Connecticut’s performance this year on the so-called “Nation’s Report Card,” the country’s most comprehensive assessment of what students know, was remarkably the same as it was the last time the test was given two years ago.
The average student’s performance and the gaping gaps in achievement between different groups of students were largely unchanged.
This test – administered by the U.S. Department of Education’s National Center for Education Statistics to a representative sample of students in each state every two years – is the only test that gives the public a sense of how their students compare with those in other states and provides a long-term performance trend.
“There really is no change,” Ajit Gopalakrishnan, the leader of the State Department of Education’s performance office, told reporters. “This test provides us with a consistent measure to compare us with the rest of the country.”
Connecticut was not alone, however. More than 40 states did not see a significant shift in reading or math scores over the last two cycles.
Here are five things to know about this year’s results.
- Compared to other states, some groups of students thrive – others stumble
Students from low-income families in Connecticut are in the middle-of-the-pack compared to poor students from other states in reading. In math they were below most states.

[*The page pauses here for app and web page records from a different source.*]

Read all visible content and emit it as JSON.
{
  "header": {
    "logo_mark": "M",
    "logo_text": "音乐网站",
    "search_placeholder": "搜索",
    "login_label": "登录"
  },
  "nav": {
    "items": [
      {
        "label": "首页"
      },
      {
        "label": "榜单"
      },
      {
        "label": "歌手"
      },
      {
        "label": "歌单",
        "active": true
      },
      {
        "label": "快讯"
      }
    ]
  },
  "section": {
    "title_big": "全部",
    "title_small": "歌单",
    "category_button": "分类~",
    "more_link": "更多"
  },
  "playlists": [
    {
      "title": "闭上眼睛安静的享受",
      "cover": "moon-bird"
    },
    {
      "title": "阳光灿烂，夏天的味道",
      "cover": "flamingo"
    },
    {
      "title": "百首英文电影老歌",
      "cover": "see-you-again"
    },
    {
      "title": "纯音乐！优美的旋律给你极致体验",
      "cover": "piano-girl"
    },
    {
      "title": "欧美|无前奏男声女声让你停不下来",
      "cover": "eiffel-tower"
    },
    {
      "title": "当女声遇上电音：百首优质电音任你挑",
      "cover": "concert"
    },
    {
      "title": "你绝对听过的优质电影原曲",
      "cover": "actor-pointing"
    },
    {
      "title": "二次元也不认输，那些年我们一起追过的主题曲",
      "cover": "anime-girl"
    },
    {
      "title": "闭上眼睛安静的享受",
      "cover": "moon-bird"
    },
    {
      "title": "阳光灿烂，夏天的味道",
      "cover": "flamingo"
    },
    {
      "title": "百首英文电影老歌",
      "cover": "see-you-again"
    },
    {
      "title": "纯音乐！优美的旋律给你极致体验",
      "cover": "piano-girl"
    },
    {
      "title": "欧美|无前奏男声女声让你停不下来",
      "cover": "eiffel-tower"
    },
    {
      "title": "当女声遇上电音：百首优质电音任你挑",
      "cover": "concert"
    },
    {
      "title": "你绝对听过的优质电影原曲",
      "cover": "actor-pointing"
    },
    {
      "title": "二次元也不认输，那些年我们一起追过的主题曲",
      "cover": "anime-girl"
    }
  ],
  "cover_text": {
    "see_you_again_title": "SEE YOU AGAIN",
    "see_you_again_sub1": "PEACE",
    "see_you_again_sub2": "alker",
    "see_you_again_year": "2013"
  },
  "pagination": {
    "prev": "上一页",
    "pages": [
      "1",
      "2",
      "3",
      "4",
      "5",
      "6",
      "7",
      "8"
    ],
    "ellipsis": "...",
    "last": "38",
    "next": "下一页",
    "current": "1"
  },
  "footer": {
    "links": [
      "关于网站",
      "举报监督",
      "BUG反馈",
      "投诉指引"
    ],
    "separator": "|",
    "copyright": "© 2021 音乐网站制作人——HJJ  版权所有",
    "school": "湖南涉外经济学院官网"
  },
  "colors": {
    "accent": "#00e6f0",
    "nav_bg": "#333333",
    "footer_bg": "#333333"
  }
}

Connecticut’s white students are among the highest performers in reading but are average in math.
- Some achievement gaps remain the largest in the U.S.
Connecticut has long had a reputation for having some of the largest gaps in achievement between minority students and their peers.
This year’s batch of scores did nothing to narrow those huge gaps and lower Connecticut’s infamous gap rankings. Gaps between Connecticut’s black and white students, as well as Hispanic and white…TO READ MORE CLICK HERE